Drones & Counter Drone technology
On 19th July, CTB365 held a Drones and Counter Drone Technology webinar, one of the panellists, Jackson White, Business Development Director, RF Datalinks and Marketing (SPX Comtech) answers some of the questions that it wasn’t possible to answer during the webinar
Jackson joined the British Army at 16 into the Royal Corps of Signals in 1990. After serving during the Cold War in Germany, Jackson specialised in tactical and strategic communications, deploying domestically and globally in the war on terror, serving in several roles. Jackson has served operationally on the UK Mainland, America, The Balkans, Africa, and the Middle East.
Since leaving the Army, Jackson has completed a degree in Cyber Security and has combined this with his operational experience during his 15 years in Industry as a business development Manager at Enterprise Control Systems Ltd. and Esterline (Racal Acoustics). Then as a sales and marketing director for getac before returning to Enterprise Control Systems as business development director.
Drones are likely to become much more utilised as weapons in warfare, as they are currently in Ukraine. How can we respond to drones being used as a method of attack in war?
We’re currently witnessing the Ukrainian Armed Forces being faced with military UAS threats. Both military and commercial UAS present their own challenges to defeat from repurposed commercial UAS, through to weaponised military UAS. It’s therefore fair to assume that all military forces will use drones regardless of their budget. The question is how do we then defend and counter that threat within a security and military construct. The Counter-UAS challenge is at a tactical level, which often lacks doctrine and a concept of employment. Mission success depends on entry capabilities being scaled and field-upgraded in line with developing doctrine, and tactics in response to the threat evolutionary cycle, ensuring total lifecycle costs are minimised and the flexible Counter-UAS solutions remain fit for purpose in the future. Solution manufacturers must focus on staying one step ahead by combining advancements in radars, radio frequency (RF) detection, electro-optical/Infra-Red imagery and jammers in a multi-sensory approach.
What is being done at national and international level to regularise the status of UAS and counter UAS technology in combat zones?
We’re seeing a huge variation both internationally and within our national borders, mainly to do with the operation and the operational commander. For instance, if someone is involved in security and policing operations and wants to carry out a defeat of a drone to remove it from the airspace, the approach will be different to a military user on the battlefield wanting to take out a state actor or state-sponsored drone. In one place there will be significant legislation and rules about the use of RF defeat, whilst in the other – such as full-on warfare – there is actually no regulation. So one of the things we always have to do is talk with these users to understand their own legislative framework. However, those frameworks have been changing and it’s remarkable how quickly some of these have evolved in countries across the world in the space of seven years. To effectively assist in dealing with the threat, national and international legislation is going to have to keep changing to enable the true defeat, rather than just the detection of a threat. But equally, the technology has to change which will in turn make it easier for the legislators to agree to the use of the defeat. Ultimately, it works and must be considered from both ends, the moving goalpost of legislation and the practical changes in techniques.

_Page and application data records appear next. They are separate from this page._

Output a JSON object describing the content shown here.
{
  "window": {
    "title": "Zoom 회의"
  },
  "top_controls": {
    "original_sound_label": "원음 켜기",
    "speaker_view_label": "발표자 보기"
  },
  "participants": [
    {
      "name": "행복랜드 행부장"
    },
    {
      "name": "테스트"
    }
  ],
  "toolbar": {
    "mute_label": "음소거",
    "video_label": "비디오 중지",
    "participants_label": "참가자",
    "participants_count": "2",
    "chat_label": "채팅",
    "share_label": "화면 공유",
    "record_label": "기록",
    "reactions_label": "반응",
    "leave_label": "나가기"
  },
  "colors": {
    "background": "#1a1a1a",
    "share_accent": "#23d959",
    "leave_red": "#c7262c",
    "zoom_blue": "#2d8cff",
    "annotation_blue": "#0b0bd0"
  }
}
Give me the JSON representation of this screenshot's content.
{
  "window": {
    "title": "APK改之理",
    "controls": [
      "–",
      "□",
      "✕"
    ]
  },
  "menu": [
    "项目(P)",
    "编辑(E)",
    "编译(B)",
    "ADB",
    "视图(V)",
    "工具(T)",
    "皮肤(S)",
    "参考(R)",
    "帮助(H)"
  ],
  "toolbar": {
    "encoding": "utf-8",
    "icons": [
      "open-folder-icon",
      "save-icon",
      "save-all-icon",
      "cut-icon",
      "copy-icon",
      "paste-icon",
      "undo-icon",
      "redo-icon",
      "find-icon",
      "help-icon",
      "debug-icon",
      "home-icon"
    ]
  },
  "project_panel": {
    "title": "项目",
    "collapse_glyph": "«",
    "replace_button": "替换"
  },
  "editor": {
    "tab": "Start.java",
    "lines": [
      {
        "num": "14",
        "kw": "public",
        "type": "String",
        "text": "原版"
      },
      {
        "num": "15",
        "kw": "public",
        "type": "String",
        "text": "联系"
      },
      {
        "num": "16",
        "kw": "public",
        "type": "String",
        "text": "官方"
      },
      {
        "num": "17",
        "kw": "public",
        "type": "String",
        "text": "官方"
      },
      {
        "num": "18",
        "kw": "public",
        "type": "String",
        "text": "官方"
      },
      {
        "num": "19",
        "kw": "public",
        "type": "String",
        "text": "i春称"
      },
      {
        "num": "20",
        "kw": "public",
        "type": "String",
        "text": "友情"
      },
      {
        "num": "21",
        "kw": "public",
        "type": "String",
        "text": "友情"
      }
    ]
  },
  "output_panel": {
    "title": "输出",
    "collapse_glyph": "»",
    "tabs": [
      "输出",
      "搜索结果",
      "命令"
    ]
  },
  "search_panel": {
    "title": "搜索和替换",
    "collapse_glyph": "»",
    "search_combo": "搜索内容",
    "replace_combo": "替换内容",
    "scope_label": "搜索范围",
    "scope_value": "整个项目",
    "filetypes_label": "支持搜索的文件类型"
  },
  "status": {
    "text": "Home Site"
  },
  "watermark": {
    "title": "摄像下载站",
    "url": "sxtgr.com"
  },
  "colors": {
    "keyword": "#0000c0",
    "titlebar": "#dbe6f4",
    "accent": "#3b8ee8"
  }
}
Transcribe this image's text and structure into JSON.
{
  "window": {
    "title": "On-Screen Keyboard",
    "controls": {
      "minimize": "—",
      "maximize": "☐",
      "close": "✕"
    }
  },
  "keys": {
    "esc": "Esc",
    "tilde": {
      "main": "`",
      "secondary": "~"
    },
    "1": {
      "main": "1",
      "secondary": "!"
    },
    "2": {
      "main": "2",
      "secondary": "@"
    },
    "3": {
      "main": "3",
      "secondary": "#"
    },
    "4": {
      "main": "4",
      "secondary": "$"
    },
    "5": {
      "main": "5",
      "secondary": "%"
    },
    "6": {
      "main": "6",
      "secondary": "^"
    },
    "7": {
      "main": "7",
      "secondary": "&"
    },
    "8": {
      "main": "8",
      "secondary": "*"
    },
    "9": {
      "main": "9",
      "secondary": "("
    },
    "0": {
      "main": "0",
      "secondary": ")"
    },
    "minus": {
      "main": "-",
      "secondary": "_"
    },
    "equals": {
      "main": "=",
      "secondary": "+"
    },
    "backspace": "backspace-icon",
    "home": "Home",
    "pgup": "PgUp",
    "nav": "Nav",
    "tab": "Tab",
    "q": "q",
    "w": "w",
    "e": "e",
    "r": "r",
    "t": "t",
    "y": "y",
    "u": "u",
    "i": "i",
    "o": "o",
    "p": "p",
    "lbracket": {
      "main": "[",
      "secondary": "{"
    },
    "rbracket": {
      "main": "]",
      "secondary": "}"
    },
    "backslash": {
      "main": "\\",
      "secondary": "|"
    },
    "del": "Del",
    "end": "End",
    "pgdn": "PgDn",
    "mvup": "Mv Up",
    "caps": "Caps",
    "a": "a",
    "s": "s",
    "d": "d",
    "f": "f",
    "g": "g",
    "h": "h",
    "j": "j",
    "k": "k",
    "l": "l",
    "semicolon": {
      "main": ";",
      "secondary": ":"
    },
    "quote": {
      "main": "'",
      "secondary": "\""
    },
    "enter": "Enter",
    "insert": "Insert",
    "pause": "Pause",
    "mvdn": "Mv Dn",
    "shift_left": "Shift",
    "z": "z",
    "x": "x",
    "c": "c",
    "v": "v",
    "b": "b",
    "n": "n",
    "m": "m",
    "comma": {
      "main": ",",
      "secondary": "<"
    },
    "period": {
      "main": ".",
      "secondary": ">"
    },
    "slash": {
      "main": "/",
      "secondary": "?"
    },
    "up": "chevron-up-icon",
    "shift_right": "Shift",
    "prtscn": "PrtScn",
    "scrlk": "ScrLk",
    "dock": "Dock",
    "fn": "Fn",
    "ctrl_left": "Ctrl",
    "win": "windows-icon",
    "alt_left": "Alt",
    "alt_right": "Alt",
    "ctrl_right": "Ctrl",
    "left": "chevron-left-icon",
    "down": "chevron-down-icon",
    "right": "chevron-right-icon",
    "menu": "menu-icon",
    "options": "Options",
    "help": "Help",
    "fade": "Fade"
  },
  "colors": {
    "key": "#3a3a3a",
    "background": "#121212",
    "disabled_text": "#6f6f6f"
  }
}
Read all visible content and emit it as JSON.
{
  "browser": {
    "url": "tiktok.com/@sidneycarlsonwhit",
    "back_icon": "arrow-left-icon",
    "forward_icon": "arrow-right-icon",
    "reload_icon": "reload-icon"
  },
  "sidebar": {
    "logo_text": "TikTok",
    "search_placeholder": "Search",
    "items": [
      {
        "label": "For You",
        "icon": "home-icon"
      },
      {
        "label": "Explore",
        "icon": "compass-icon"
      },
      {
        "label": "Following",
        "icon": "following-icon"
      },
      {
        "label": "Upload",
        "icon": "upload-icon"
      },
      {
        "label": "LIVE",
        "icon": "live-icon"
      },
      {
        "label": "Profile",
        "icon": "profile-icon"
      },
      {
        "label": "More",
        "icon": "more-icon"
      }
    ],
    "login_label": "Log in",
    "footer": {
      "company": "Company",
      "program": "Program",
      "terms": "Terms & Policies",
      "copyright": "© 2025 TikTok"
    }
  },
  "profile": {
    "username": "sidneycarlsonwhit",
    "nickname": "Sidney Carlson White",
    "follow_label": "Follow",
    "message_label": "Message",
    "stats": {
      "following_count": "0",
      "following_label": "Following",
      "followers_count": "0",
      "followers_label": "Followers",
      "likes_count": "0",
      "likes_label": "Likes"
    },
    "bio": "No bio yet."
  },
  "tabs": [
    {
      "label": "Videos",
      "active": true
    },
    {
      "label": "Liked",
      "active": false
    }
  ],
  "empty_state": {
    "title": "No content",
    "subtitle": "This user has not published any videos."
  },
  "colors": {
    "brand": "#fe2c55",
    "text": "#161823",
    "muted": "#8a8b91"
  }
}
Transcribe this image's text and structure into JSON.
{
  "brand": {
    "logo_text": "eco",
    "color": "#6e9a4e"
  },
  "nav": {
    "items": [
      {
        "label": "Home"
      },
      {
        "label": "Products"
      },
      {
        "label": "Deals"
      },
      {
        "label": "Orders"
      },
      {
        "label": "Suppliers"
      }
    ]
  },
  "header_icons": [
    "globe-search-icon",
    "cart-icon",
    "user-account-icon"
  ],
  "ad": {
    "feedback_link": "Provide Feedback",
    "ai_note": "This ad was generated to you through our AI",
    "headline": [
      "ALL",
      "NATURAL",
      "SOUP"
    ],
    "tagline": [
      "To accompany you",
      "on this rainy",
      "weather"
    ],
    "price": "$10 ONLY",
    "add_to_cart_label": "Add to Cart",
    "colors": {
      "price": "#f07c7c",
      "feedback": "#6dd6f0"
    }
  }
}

What is the effect of using an SDR-based device on a UAS – does the operator then control the UAS?
Given the challenges presented by highly complex UAS waveforms, and the challenges given by the limitations of older DDS-based jamming solutions, the most effective Counter-UAS RF Defeat systems have had to undergo radical technology changes. This is the change to a software-defined radio, or SDR Source generation technique. The key elements of the SDR technique had already been developed as a next generation countermeasure waveform, but it wasn’t needed or implemented until the complex waveforms in the UAS domain appeared. The SDR-based source generation technique was of course triggered by the identification of this new threat, and then further refined to achieve maximum effectiveness in the inhibition and jamming of these complex signals. There is no doubt that the proliferation of this new threat initiated the introduction of SDR-based jamming techniques. So, if we take a high-level look as an SDR waveform, there are a number of key aspects to consider. Most importantly the SDR waveforms can be developed to disrupt the command and control links of UAS platforms in response to the ConOps of the operational user.